The signal strength/battery life meter is located directly to the left of the dial. Like other Panasonic offerings of the day, the meter reads from right to left. A bank of 4 switches are located directly below the meter: FM AFC on/off; Bandswitch wide/narrow; 125 kHz crystal marker; 500 kHz crystal marker/calibrator.

Underneath the tuning dial is a fast/slow switch which enables the user to control the tuning speed of the tuning knob.

Right Side of Radio
No controls or jacks

Left Side of Radio
1/8" headphone jack
1/8" record out jack

Rear of Radio
- screw terminals for external AM/SW and FM antennas
- battery compartment
- socket for detachable AC cord

Top of Radio
A classic feature of the RF-2200 is the rotating gyro antenna for directional reception in the AM band. Rather than having to rotate the radio around for maximum signal or null, you simply rotate the gyro antenna on the top of the radio. A rotating whip antenna is provided for FM/SW. The 38" whip telescopes into the radio.

The main tuning dial moves vertically.

AM/MW - Tuning is straightforward. A nice feature of the RF-2200 is that spacing is "even" across the band. A lot of analogs have wide spacing in the lower part of the AM band and then cram the upper segment frequencies very close together. Not so with the RF-2200. The dial is marked every 100 kHz (i.e., 600, 700, 800…). Every 20 kHz has a hash mark on the dial.

FM - Straightforward tuning. The dial is marked every 2 MHz (i.e., 90, 92, 94 …). There are 8 hash marks between each 2 MHz marker.

SW Tuning - For an analog, it's darn good. The main tuning dial has a numerical marker every 500 kHz (i.e., 6.0, 6.5, 7.0….). For more accurate tuning, Panasonic provided a 1000 kHz bandspread dial just above the tuning knob. By using the 500 kHz calibrator switch, you can accurately set the SW bandspread dial as you change bands. The 125 kHz marker can show you how close you are to be calibrated as you tune around. I find the system to be quite accurate. On the main tuning dial, approximately 5/8" of dial space is allotted for 1 MHz of tuning.
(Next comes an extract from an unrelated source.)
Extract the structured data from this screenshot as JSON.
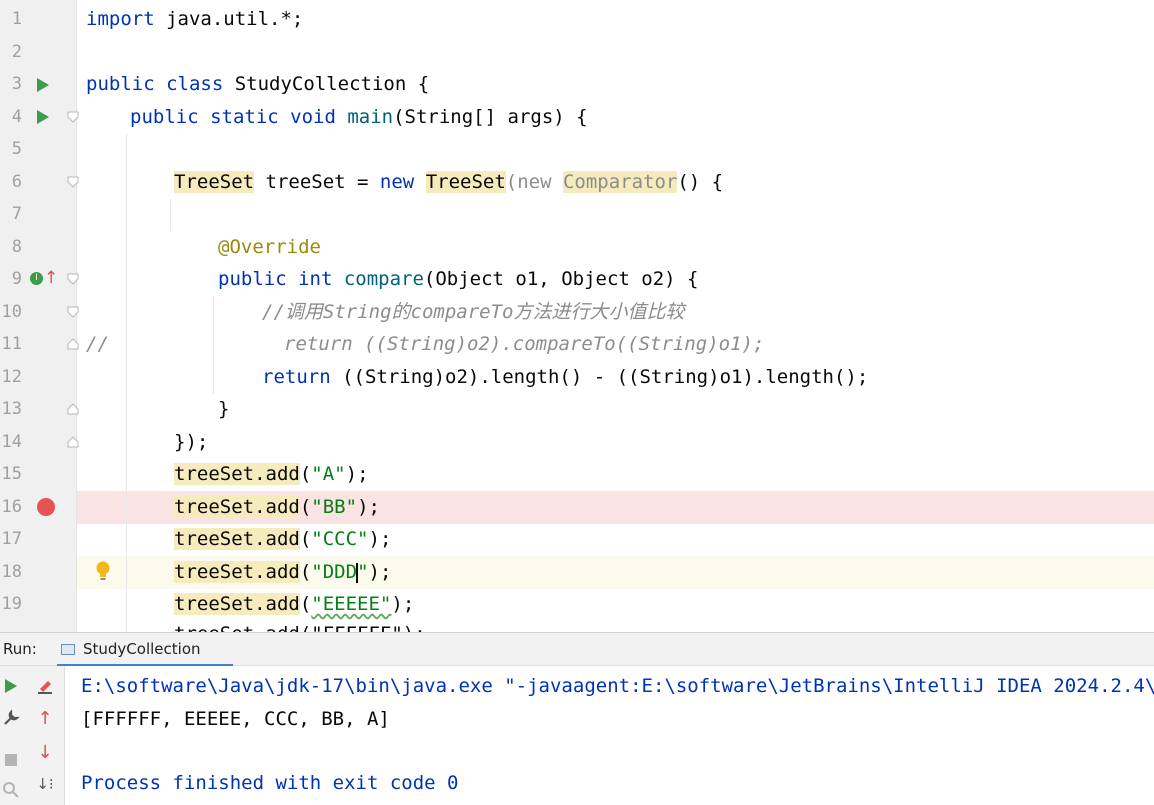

The major SW bands are marked on the dial.

FM - Excellent. This is one of my top four FM DX portables (along with the RF-1150, YB-400PE, CCRadio). Mono reception. Very good audio.

AM/MW - Outstanding. The RF-220 was a prime MW DX portable in its day and is still prized by those who chase signals on the MW band. Excellent selectivity even in the wide filter mode. The gyro antenna system is superb for nulling/peaking signals.

SW - Very good for separating and copying SW AM signals. The excellent audio makes reception of SW broadcasters a pleasure. For reception of sideband and cw, I can only give the RF-2200 an average rating. If Panasonic had provided a fine tuning control, it would have made this a lot easier. I find that sideband/cw signals drift and the main tuning backlash makes it a chore to tune them in initially. You wouldn't want the RF-2200 to be your main receiver for sideband/cw reception.

Runs for a long time on 4 D cells. Can also operate from AC (detachable power cord).

What a great analog radio! Excellent performance with the exception of sideband/cw reception. It's no wonder this radio was so popular and that it still goes for a pretty penny today ($200, +/- $50). For serious analog performance, this is the radio I turn to. The AM/MW reception and gyro antenna along make this a radio worth owning.

Irritations? An easier to read dial would be nice but at least the black print on the white background helps. Also, as mentioned previously, a fine tuning control for better sideband/cw reception would have been nice.

Best DX
Russ K3PI


doteasy.com - free web hosting. Free hosting with no banner.



| Disclaimer | Feedback | About | This page was last updated: March 1, 2003 |
Copyright ©2002-2006 Radio Intelligencer. All rights reserved